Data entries
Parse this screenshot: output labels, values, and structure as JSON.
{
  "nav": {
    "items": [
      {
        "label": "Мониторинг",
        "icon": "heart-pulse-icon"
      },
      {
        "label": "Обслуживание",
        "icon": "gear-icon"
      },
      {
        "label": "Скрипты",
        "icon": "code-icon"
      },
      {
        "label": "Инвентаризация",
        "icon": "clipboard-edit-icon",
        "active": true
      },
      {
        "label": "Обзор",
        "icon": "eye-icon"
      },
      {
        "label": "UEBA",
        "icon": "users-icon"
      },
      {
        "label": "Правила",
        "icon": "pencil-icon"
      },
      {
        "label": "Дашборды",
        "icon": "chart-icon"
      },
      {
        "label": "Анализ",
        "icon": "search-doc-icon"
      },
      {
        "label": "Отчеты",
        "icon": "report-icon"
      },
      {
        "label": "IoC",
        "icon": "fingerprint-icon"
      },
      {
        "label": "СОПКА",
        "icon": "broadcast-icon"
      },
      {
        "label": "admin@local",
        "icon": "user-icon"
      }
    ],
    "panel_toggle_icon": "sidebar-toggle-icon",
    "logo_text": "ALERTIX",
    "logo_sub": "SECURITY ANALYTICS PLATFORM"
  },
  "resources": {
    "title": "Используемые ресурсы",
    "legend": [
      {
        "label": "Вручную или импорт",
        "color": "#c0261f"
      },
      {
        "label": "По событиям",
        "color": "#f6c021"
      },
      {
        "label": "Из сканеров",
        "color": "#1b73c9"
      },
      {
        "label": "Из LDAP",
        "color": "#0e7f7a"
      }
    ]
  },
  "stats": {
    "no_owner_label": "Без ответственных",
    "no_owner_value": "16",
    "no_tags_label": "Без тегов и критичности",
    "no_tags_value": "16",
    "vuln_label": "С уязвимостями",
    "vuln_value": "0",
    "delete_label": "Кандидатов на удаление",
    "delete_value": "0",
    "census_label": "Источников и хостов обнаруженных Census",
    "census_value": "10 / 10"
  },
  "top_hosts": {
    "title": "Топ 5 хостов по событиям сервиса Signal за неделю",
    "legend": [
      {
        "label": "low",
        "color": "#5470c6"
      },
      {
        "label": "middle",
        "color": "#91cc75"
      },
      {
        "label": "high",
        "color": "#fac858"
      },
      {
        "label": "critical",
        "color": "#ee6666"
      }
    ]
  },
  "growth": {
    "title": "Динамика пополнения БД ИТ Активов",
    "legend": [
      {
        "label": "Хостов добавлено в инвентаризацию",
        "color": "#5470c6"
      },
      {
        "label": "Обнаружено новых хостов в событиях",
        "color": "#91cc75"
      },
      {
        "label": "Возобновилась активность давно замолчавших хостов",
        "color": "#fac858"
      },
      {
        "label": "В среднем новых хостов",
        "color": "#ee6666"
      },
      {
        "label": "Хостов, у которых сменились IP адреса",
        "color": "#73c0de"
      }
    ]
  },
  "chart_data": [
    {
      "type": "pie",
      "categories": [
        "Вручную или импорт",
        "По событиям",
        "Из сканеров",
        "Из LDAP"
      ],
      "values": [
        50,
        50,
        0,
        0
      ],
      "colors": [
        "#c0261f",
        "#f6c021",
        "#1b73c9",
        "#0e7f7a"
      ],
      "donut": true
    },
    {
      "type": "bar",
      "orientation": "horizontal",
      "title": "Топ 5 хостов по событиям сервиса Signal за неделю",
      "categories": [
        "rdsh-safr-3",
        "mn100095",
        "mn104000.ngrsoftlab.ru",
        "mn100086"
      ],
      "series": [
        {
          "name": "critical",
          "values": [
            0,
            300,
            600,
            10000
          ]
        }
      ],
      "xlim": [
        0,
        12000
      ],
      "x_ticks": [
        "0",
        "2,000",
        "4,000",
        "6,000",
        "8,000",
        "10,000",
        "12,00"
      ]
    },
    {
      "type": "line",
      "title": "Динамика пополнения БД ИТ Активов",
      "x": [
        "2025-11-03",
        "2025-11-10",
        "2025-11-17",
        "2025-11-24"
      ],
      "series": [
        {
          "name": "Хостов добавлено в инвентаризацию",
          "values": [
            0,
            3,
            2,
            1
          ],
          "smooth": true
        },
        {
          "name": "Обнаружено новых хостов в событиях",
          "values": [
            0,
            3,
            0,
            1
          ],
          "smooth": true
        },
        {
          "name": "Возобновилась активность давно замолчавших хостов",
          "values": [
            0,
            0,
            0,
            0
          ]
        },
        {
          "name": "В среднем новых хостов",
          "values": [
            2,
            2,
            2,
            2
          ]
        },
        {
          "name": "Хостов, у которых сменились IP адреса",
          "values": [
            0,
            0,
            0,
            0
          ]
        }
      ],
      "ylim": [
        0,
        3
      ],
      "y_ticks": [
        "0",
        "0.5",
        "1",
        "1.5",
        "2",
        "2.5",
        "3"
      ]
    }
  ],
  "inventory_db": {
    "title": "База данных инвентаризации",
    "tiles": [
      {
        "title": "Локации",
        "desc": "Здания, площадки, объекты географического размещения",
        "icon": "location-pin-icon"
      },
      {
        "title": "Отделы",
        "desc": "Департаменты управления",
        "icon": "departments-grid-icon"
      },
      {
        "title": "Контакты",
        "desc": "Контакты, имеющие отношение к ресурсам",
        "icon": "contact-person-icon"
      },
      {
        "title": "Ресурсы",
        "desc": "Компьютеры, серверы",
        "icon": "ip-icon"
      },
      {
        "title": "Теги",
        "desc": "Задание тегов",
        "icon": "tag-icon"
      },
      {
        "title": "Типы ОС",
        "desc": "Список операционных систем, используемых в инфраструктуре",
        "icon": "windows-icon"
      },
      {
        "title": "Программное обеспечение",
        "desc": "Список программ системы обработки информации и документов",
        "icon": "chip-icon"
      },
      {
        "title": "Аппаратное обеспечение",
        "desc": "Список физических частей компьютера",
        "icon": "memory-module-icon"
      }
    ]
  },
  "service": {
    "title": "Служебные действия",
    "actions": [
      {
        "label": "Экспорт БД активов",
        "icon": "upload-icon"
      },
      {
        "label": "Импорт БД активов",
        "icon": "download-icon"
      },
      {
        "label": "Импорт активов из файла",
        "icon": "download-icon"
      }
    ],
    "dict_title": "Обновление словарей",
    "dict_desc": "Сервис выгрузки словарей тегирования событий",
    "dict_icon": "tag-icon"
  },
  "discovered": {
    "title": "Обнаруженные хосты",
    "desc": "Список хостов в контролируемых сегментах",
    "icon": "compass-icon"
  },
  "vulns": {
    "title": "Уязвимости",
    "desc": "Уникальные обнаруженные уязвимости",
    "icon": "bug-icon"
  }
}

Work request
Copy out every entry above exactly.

Answer for the task
Parse this screenshot: output labels, values, and structure as JSON.
{
  "nav": {
    "items": [
      {
        "label": "Мониторинг",
        "icon": "heart-pulse-icon"
      },
      {
        "label": "Обслуживание",
        "icon": "gear-icon"
      },
      {
        "label": "Скрипты",
        "icon": "code-icon"
      },
      {
        "label": "Инвентаризация",
        "icon": "clipboard-edit-icon",
        "active": true
      },
      {
        "label": "Обзор",
        "icon": "eye-icon"
      },
      {
        "label": "UEBA",
        "icon": "users-icon"
      },
      {
        "label": "Правила",
        "icon": "pencil-icon"
      },
      {
        "label": "Дашборды",
        "icon": "chart-icon"
      },
      {
        "label": "Анализ",
        "icon": "search-doc-icon"
      },
      {
        "label": "Отчеты",
        "icon": "report-icon"
      },
      {
        "label": "IoC",
        "icon": "fingerprint-icon"
      },
      {
        "label": "СОПКА",
        "icon": "broadcast-icon"
      },
      {
        "label": "admin@local",
        "icon": "user-icon"
      }
    ],
    "panel_toggle_icon": "sidebar-toggle-icon",
    "logo_text": "ALERTIX",
    "logo_sub": "SECURITY ANALYTICS PLATFORM"
  },
  "resources": {
    "title": "Используемые ресурсы",
    "legend": [
      {
        "label": "Вручную или импорт",
        "color": "#c0261f"
      },
      {
        "label": "По событиям",
        "color": "#f6c021"
      },
      {
        "label": "Из сканеров",
        "color": "#1b73c9"
      },
      {
        "label": "Из LDAP",
        "color": "#0e7f7a"
      }
    ]
  },
  "stats": {
    "no_owner_label": "Без ответственных",
    "no_owner_value": "16",
    "no_tags_label": "Без тегов и критичности",
    "no_tags_value": "16",
    "vuln_label": "С уязвимостями",
    "vuln_value": "0",
    "delete_label": "Кандидатов на удаление",
    "delete_value": "0",
    "census_label": "Источников и хостов обнаруженных Census",
    "census_value": "10 / 10"
  },
  "top_hosts": {
    "title": "Топ 5 хостов по событиям сервиса Signal за неделю",
    "legend": [
      {
        "label": "low",
        "color": "#5470c6"
      },
      {
        "label": "middle",
        "color": "#91cc75"
      },
      {
        "label": "high",
        "color": "#fac858"
      },
      {
        "label": "critical",
        "color": "#ee6666"
      }
    ]
  },
  "growth": {
    "title": "Динамика пополнения БД ИТ Активов",
    "legend": [
      {
        "label": "Хостов добавлено в инвентаризацию",
        "color": "#5470c6"
      },
      {
        "label": "Обнаружено новых хостов в событиях",
        "color": "#91cc75"
      },
      {
        "label": "Возобновилась активность давно замолчавших хостов",
        "color": "#fac858"
      },
      {
        "label": "В среднем новых хостов",
        "color": "#ee6666"
      },
      {
        "label": "Хостов, у которых сменились IP адреса",
        "color": "#73c0de"
      }
    ]
  },
  "chart_data": [
    {
      "type": "pie",
      "categories": [
        "Вручную или импорт",
        "По событиям",
        "Из сканеров",
        "Из LDAP"
      ],
      "values": [
        50,
        50,
        0,
        0
      ],
      "colors": [
        "#c0261f",
        "#f6c021",
        "#1b73c9",
        "#0e7f7a"
      ],
      "donut": true
    },
    {
      "type": "bar",
      "orientation": "horizontal",
      "title": "Топ 5 хостов по событиям сервиса Signal за неделю",
      "categories": [
        "rdsh-safr-3",
        "mn100095",
        "mn104000.ngrsoftlab.ru",
        "mn100086"
      ],
      "series": [
        {
          "name": "critical",
          "values": [
            0,
            300,
            600,
            10000
          ]
        }
      ],
      "xlim": [
        0,
        12000
      ],
      "x_ticks": [
        "0",
        "2,000",
        "4,000",
        "6,000",
        "8,000",
        "10,000",
        "12,00"
      ]
    },
    {
      "type": "line",
      "title": "Динамика пополнения БД ИТ Активов",
      "x": [
        "2025-11-03",
        "2025-11-10",
        "2025-11-17",
        "2025-11-24"
      ],
      "series": [
        {
          "name": "Хостов добавлено в инвентаризацию",
          "values": [
            0,
            3,
            2,
            1
          ],
          "smooth": true
        },
        {
          "name": "Обнаружено новых хостов в событиях",
          "values": [
            0,
            3,
            0,
            1
          ],
          "smooth": true
        },
        {
          "name": "Возобновилась активность давно замолчавших хостов",
          "values": [
            0,
            0,
            0,
            0
          ]
        },
        {
          "name": "В среднем новых хостов",
          "values": [
            2,
            2,
            2,
            2
          ]
        },
        {
          "name": "Хостов, у которых сменились IP адреса",
          "values": [
            0,
            0,
            0,
            0
          ]
        }
      ],
      "ylim": [
        0,
        3
      ],
      "y_ticks": [
        "0",
        "0.5",
        "1",
        "1.5",
        "2",
        "2.5",
        "3"
      ]
    }
  ],
  "inventory_db": {
    "title": "База данных инвентаризации",
    "tiles": [
      {
        "title": "Локации",
        "desc": "Здания, площадки, объекты географического размещения",
        "icon": "location-pin-icon"
      },
      {
        "title": "Отделы",
        "desc": "Департаменты управления",
        "icon": "departments-grid-icon"
      },
      {
        "title": "Контакты",
        "desc": "Контакты, имеющие отношение к ресурсам",
        "icon": "contact-person-icon"
      },
      {
        "title": "Ресурсы",
        "desc": "Компьютеры, серверы",
        "icon": "ip-icon"
      },
      {
        "title": "Теги",
        "desc": "Задание тегов",
        "icon": "tag-icon"
      },
      {
        "title": "Типы ОС",
        "desc": "Список операционных систем, используемых в инфраструктуре",
        "icon": "windows-icon"
      },
      {
        "title": "Программное обеспечение",
        "desc": "Список программ системы обработки информации и документов",
        "icon": "chip-icon"
      },
      {
        "title": "Аппаратное обеспечение",
        "desc": "Список физических частей компьютера",
        "icon": "memory-module-icon"
      }
    ]
  },
  "service": {
    "title": "Служебные действия",
    "actions": [
      {
        "label": "Экспорт БД активов",
        "icon": "upload-icon"
      },
      {
        "label": "Импорт БД активов",
        "icon": "download-icon"
      },
      {
        "label": "Импорт активов из файла",
        "icon": "download-icon"
      }
    ],
    "dict_title": "Обновление словарей",
    "dict_desc": "Сервис выгрузки словарей тегирования событий",
    "dict_icon": "tag-icon"
  },
  "discovered": {
    "title": "Обнаруженные хосты",
    "desc": "Список хостов в контролируемых сегментах",
    "icon": "compass-icon"
  },
  "vulns": {
    "title": "Уязвимости",
    "desc": "Уникальные обнаруженные уязвимости",
    "icon": "bug-icon"
  }
}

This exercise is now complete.